YOUR TASK:
Please keep the images out and set down the data exactly as given.

☆ ☆ ☆ ☆ ☆

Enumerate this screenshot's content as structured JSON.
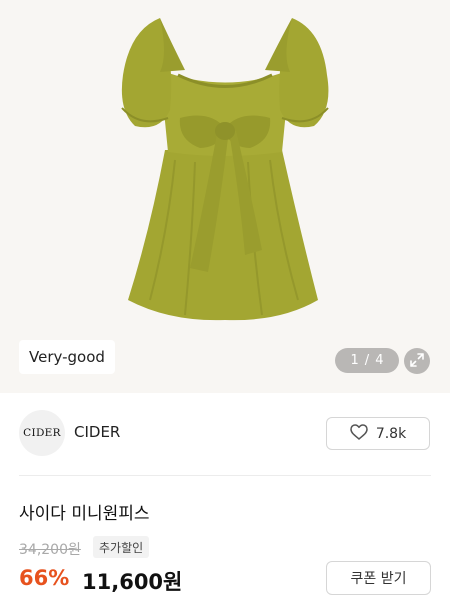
{
  "gallery": {
    "condition_badge": "Very-good",
    "current_index": "1",
    "separator": "/",
    "total": "4"
  },
  "brand": {
    "logo_text": "CIDER",
    "name": "CIDER"
  },
  "likes": {
    "count": "7.8k"
  },
  "product": {
    "title": "사이다 미니원피스",
    "original_price": "34,200원",
    "extra_discount_label": "추가할인",
    "discount_rate": "66%",
    "sale_price": "11,600원"
  },
  "coupon": {
    "label": "쿠폰 받기"
  },
  "colors": {
    "discount": "#e7521e",
    "dress": "#a3a632",
    "hero_background": "#f8f6f3"
  },
  "icons": {
    "expand": "expand-arrows-icon",
    "like": "heart-outline-icon"
  }
}
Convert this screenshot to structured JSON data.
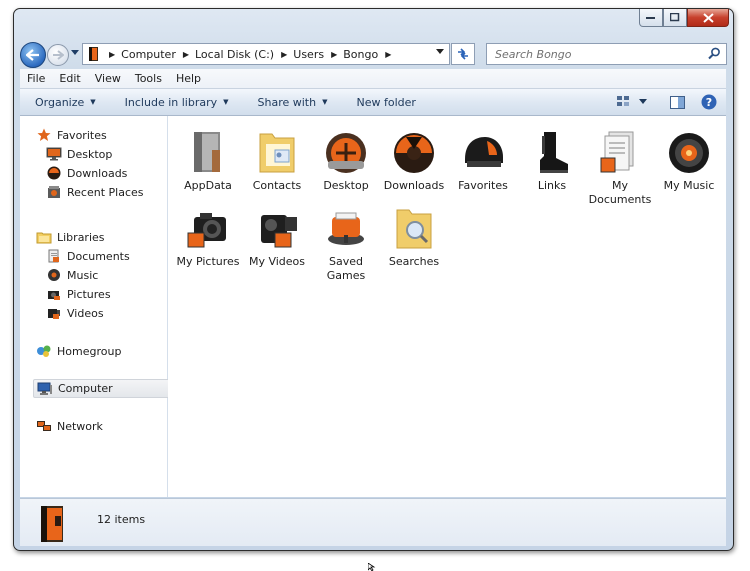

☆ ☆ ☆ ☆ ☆

TASK RESULT:
Enumerate this screenshot's content as structured JSON.
{
  "gallery": {
    "condition_badge": "Very-good",
    "current_index": "1",
    "separator": "/",
    "total": "4"
  },
  "brand": {
    "logo_text": "CIDER",
    "name": "CIDER"
  },
  "likes": {
    "count": "7.8k"
  },
  "product": {
    "title": "사이다 미니원피스",
    "original_price": "34,200원",
    "extra_discount_label": "추가할인",
    "discount_rate": "66%",
    "sale_price": "11,600원"
  },
  "coupon": {
    "label": "쿠폰 받기"
  },
  "colors": {
    "discount": "#e7521e",
    "dress": "#a3a632",
    "hero_background": "#f8f6f3"
  },
  "icons": {
    "expand": "expand-arrows-icon",
    "like": "heart-outline-icon"
  }
}
Convert this screenshot to structured JSON data.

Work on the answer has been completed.